- **Given data**

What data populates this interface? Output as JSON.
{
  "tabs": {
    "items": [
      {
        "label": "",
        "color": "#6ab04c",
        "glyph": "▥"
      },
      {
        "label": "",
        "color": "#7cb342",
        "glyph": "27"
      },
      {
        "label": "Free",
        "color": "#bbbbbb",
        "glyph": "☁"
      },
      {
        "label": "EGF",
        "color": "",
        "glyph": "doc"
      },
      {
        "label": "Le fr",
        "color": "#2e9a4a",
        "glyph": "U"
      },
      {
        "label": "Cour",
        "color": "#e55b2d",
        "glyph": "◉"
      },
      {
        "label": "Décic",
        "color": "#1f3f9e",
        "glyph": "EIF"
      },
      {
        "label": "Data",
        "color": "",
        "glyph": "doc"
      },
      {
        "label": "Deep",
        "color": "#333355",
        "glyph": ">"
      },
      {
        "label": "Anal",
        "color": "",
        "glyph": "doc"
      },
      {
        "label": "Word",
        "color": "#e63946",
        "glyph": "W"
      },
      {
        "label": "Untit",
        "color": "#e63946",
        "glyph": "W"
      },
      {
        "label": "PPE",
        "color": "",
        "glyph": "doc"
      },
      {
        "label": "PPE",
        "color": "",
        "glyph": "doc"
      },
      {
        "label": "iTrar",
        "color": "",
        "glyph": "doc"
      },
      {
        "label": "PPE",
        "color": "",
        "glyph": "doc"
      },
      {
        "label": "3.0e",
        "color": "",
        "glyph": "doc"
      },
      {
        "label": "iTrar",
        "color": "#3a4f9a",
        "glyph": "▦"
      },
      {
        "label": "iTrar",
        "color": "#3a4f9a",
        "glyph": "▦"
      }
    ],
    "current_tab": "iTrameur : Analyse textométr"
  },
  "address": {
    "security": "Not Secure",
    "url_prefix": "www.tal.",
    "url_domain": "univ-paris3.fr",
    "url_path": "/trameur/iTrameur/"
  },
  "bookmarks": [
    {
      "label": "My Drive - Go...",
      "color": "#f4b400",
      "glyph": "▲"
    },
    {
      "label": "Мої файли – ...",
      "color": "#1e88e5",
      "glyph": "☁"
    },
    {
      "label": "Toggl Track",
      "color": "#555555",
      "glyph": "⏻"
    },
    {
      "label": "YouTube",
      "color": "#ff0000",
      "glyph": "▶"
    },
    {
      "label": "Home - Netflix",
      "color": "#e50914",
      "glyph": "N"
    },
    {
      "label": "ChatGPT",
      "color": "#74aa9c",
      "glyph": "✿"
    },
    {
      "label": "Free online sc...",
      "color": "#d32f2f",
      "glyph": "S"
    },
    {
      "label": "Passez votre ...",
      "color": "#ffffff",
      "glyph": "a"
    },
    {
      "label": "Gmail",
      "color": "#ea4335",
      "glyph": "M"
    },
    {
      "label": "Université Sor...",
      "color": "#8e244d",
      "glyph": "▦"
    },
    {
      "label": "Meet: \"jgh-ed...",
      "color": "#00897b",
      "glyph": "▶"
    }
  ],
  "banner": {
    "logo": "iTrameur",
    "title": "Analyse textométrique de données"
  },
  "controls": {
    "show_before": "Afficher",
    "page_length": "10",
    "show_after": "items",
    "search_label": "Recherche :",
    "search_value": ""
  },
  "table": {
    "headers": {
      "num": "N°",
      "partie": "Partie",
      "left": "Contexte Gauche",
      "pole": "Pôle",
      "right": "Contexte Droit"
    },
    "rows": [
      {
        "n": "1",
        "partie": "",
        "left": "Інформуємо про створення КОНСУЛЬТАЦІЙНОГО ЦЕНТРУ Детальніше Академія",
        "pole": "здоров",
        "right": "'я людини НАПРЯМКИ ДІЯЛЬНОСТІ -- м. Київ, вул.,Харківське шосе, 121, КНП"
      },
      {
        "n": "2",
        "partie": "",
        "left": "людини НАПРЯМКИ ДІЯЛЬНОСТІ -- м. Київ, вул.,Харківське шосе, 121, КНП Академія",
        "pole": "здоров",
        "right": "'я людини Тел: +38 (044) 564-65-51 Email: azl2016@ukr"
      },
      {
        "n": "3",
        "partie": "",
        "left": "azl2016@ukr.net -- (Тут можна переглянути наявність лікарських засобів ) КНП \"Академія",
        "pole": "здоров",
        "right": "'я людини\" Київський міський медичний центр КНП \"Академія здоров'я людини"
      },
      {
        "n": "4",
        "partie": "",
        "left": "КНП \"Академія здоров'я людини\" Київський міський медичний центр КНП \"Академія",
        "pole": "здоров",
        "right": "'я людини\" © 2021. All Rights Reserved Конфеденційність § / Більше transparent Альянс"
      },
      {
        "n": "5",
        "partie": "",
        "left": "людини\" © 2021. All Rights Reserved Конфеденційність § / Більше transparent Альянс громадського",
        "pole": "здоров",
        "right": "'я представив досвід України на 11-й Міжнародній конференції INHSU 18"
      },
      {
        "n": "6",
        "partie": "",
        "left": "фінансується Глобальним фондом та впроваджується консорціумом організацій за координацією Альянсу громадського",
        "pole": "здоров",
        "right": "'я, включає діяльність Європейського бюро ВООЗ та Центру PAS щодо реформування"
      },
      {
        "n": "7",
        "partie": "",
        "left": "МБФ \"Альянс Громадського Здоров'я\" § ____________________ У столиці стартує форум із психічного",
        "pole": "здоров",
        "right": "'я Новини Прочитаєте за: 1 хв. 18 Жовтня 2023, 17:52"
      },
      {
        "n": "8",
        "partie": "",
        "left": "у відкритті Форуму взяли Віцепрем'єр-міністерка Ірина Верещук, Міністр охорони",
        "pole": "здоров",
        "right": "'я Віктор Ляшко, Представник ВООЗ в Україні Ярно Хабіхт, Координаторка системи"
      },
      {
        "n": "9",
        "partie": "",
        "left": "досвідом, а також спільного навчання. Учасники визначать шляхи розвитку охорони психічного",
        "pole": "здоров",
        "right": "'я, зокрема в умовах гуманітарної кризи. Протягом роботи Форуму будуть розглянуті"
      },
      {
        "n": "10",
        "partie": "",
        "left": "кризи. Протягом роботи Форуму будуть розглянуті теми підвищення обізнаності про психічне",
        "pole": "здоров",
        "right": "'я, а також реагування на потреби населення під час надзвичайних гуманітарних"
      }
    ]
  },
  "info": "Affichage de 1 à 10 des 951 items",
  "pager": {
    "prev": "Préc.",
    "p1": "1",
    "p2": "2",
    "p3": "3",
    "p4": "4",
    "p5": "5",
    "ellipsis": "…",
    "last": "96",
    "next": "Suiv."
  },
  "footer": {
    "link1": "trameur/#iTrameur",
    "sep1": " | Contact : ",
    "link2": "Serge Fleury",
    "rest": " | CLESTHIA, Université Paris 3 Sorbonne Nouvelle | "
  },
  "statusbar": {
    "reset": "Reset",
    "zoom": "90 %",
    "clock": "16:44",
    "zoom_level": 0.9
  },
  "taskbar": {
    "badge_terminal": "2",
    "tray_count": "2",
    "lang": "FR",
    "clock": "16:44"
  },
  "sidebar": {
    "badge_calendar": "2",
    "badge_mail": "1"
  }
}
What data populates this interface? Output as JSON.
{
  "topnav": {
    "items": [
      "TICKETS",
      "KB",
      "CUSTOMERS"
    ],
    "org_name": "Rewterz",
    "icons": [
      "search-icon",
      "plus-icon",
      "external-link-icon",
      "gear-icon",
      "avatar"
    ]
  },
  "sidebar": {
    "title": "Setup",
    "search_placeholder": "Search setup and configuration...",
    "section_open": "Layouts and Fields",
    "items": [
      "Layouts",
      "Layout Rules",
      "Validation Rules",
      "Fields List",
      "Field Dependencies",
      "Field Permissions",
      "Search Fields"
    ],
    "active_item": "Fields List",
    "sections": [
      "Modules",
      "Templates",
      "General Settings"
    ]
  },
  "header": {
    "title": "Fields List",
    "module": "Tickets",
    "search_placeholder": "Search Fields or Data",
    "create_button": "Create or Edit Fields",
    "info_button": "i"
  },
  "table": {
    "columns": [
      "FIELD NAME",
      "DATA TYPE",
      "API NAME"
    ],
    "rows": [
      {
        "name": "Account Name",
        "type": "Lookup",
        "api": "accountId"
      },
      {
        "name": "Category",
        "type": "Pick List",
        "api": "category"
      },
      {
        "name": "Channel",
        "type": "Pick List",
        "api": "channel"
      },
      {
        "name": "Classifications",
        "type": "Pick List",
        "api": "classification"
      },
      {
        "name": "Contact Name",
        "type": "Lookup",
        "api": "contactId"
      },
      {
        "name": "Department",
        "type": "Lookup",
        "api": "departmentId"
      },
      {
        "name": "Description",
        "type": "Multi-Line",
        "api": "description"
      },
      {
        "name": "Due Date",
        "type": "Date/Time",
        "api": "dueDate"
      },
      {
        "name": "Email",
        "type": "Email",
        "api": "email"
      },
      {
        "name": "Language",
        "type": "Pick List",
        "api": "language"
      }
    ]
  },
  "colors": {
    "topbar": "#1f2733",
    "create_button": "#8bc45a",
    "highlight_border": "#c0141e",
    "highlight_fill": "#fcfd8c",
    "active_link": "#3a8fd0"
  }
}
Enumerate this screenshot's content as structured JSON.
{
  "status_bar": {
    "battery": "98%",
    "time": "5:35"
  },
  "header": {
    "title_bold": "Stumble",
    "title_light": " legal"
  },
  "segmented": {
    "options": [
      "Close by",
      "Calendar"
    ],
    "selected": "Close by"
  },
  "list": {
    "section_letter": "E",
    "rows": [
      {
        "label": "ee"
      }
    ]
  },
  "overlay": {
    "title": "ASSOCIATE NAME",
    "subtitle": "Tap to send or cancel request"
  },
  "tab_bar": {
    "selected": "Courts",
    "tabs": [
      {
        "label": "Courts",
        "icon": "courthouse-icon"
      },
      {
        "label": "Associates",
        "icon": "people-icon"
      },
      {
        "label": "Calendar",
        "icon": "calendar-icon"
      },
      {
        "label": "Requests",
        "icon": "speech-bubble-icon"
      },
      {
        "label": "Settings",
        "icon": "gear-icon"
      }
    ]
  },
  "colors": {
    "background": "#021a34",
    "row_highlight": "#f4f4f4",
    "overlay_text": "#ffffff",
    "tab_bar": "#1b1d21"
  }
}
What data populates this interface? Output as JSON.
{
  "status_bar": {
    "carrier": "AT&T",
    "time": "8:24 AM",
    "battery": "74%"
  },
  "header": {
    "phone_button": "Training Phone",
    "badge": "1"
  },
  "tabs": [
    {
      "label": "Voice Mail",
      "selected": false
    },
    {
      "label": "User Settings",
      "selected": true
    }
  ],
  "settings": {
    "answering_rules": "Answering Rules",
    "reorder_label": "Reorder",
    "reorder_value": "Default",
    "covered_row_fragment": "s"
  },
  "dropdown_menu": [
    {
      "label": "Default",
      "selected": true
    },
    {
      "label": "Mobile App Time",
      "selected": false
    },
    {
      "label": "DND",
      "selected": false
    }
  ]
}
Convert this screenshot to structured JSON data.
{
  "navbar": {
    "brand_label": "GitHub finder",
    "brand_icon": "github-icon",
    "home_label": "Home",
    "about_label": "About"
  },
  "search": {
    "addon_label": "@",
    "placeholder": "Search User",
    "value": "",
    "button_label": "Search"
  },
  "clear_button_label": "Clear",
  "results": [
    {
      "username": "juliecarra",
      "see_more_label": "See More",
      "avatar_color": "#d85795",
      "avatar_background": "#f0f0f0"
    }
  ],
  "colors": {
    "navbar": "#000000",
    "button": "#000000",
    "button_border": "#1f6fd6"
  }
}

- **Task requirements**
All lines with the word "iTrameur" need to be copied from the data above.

- **Task response**
    "current_tab": "iTrameur : Analyse textométr"
    "url_path": "/trameur/iTrameur/"
    "logo": "iTrameur",
    "link1": "trameur/#iTrameur",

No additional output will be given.